2015 has been a mixed sort of year for Fekir in retrospect. He had a terrific first half, as he led Lyon’s ultimately unsuccessful title challenge. 5 goals and 7 assists in the run in made his contributions hard to ignore. He ended up getting a host of awards at the end of the season, with the Talent Radar Player of the Season award supplemented by the Ligue 1 Young Player of the Year award as well. He began this season with a bang as well, making appearances for France, and scoring 4 times in his first 4 appearances for the club, including a superb hattrick.
Of course, it all went pear shaped after that, with a serious knee injury disrupting his season, and most probably ending it. Several people, including Lyon president Jean Michel Aulas feel that he might have helped Lyon a lot more in their quest for Champions league progress. Had it not been for the injury, the team at Outside of the Boot were convinced the Frenchman could retain his Talent Radar Player of the Season title. It’s a testament to his talent that we include him in this feature, despite the injury.
Fekir is a really creative and a very attacking player. And this easy to see for anyone who watches him play. His numbers reflect the same. He is small, fast, fairly strong, and very creative. His dribbling is excellent, and he wins approximately 60% of his dribbles. He’s not shy of shooting at goal either, and does so with great accuracy as well. A good conversion rate is also an asset, with around 15% of his shots ending up nestled in the back of the net. Of course, the USP of Nabil Fekir is his creativity and passing ability. An 84% pass completion rate for someone who plays in that area is excellent, and his assist count is also very high.
Here’s a snippet from a detail Scout Report on the Frenchman we published earlier in the year (written by Bill McLoughlin):
“Fekir is a typical modern age winger; quick, technical and small.

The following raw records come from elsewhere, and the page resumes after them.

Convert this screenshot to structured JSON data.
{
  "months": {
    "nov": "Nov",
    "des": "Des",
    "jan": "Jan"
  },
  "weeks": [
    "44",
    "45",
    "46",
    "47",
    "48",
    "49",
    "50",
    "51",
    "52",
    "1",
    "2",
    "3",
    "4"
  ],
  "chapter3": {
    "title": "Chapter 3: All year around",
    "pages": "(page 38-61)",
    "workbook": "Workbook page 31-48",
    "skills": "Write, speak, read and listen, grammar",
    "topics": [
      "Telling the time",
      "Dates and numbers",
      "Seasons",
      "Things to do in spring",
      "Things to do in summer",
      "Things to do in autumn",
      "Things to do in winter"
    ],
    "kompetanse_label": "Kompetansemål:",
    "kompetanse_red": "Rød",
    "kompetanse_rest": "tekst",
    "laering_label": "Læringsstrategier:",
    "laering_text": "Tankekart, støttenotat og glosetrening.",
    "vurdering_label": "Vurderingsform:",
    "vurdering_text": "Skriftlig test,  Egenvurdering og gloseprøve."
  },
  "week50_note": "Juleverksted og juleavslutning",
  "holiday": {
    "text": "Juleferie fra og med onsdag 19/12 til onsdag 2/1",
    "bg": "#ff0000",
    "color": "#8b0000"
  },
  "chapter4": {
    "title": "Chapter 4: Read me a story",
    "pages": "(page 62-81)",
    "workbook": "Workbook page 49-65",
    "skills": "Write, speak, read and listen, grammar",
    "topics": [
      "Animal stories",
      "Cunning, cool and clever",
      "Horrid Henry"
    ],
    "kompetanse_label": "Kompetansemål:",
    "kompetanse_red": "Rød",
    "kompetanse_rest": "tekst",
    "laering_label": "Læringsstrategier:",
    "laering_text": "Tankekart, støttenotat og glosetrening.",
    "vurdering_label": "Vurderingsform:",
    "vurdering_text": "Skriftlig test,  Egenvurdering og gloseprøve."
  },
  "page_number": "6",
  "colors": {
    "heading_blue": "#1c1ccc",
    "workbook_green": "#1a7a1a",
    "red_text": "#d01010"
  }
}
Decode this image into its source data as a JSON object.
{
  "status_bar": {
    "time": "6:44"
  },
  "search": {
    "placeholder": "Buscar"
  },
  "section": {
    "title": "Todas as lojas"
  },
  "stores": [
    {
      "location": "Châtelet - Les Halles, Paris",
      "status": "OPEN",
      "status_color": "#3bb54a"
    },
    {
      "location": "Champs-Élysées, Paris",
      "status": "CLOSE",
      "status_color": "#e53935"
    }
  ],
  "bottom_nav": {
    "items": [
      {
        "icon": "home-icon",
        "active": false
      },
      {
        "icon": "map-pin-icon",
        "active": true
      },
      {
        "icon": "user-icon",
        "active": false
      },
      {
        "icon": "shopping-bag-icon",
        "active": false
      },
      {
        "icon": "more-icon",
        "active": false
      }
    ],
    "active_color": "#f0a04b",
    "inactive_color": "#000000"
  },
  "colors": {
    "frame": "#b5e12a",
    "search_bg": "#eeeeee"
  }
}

Within Lyon’s system Fekir either plays on the wing or with Lacazette in a partnership. Although comfortable in a 4-3-3 or 4-2-3-1 formation, his most comfortable position seems to be the right wing. Like many left footed wingers playing on the right hand side, he loves driving at fullbacks and cutting inside to shoot. What this does mean, however, is that he is unlikely to drive to the by line and cross with his right foot.
Although he doesn’t always cross, unlike many left footers, Fekir is not afraid to use his right foot to cross and finish in the box- occasionally.It is obviously his right foot isn’t as strong as his left- this is something he can work on- at least he isn’t completely one-footed. Despite being only 5’8”, he is very strong on the ball. If anything, his strength might be his most surprising trait. He uses his body very well and creates clever angles to block defenders and shield the ball. Due to this he can quite easily hold off defenders and draws a lot of fouls because of it. He may not be nearly as good, his strength on the ball and acceleration reminds me slightly of Hazard. (read the rest of the report here)”